The mortality rate in the SGLT2i in CVD-REAL study is much lower than in the Swedish study (5.2 vs 25.6 per 1,000 person- years, respectively). These differences in results could be due to potential bias in the study. Authors believe that there might be some incompleteness of death information in the U.S. database. In addition, there might also be variation on prescribing access to newer drugs like SGLT2i between different countries. Many other factors such as patients’ health behavior like diet and exercise or patients’ overall health status can influence the results.

Despite these bias, the results of the two observational studies discussed here can be compatible with reported results of the EMPA-REG OUTCOME randomized trial, which showed a 32% reduction in mortality in patients using empagliflozin (SGLT2i). However, this trial included patients with type 2 diabetes at increased risk of cardiovascular disease and it was shown that empagliflozin has specific cardiovascular effects. If we assumed that impact on mortality is greater for patients with cardiovascular disease, than it can be hypothesized that the 32% reduction in mortality would be lower in broader population with diabetes. This statement can be supported by the recent Canagliflozin cardiovascular assessment study (CANVAS) randomized trial. Results of CANVAS study showed that there was a 13% reduction in death for SGLT2i group compared to placebo group in patients with type 2 diabetes. In the CANVAS trial population, only 66% patients had cardiovascular disease compared to EMPA-REG outcome trial where all patients had cardiovascular disease.

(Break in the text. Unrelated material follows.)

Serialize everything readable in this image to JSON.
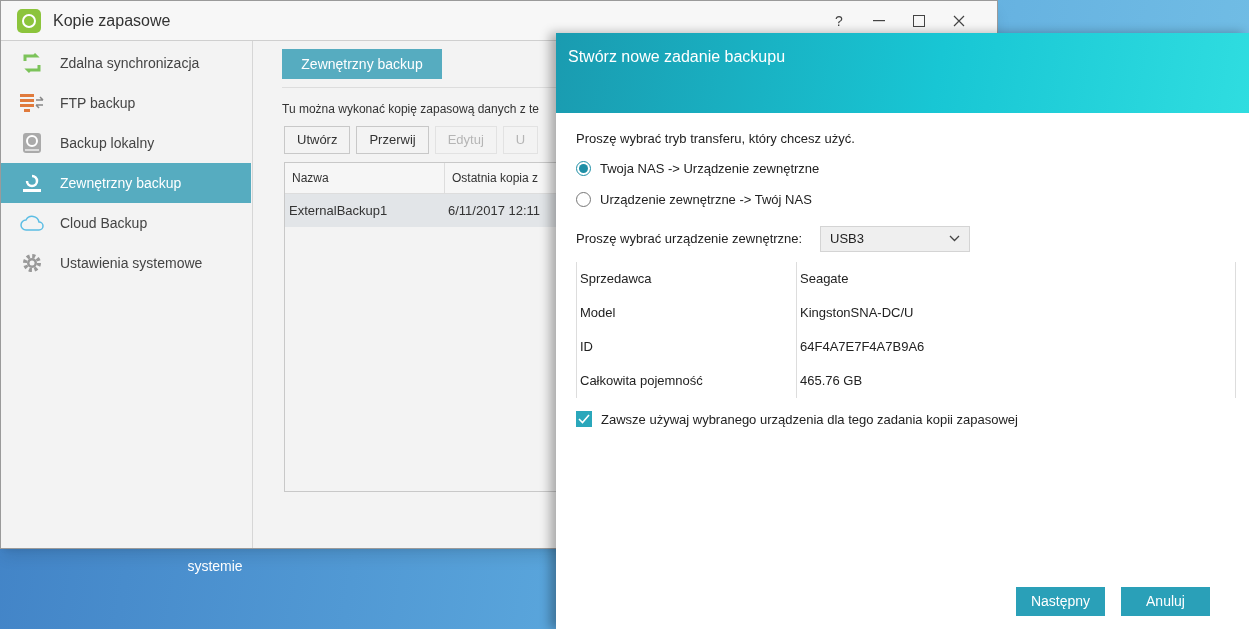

In conclusion, the >50% lower risk of death that is reported by two observational studies discussed here of SGLT2i is not consistent with reductions found in recent large randomized trial of SGLT2i. These findings may be due to potential bias of the studies that were not taken into consideration when results were reported. Furthermore, it is still uncertain whether the significant reduction shown with empagliflozin also applies to other drugs of SGLT2i class and whether the results apply to all patients with type 2 diabetes or just the patients with increased cardiovascular risk.

Practice Pearls:

  • Two observational studies showed as high as >50% reduction in mortality in patients using SGLT2i compared to other class of medications in type 2 diabetes patients.
  • It is uncertain whether the reduction in death is due to empagliflozin or if this applies to all drugs of the SGLT2i class.
  • The results of this study cannot be generalized for all patients with type 2 diabetes. Further studies need to conducted to conclude whether reduction in mortality is just in increased cardiovascular risk patients with type 2 diabetes or if it applies to all people with type 2 diabetes.

Reference:

Suissa, S. Lower risk of death with SGLT2 Inhibitors in Observational studies: Real or Bias? Diabetes Care. 2018; 41:6-10.

Vidhi Patel, Pharm. D. Candidate 2018, LECOM School of Pharmacy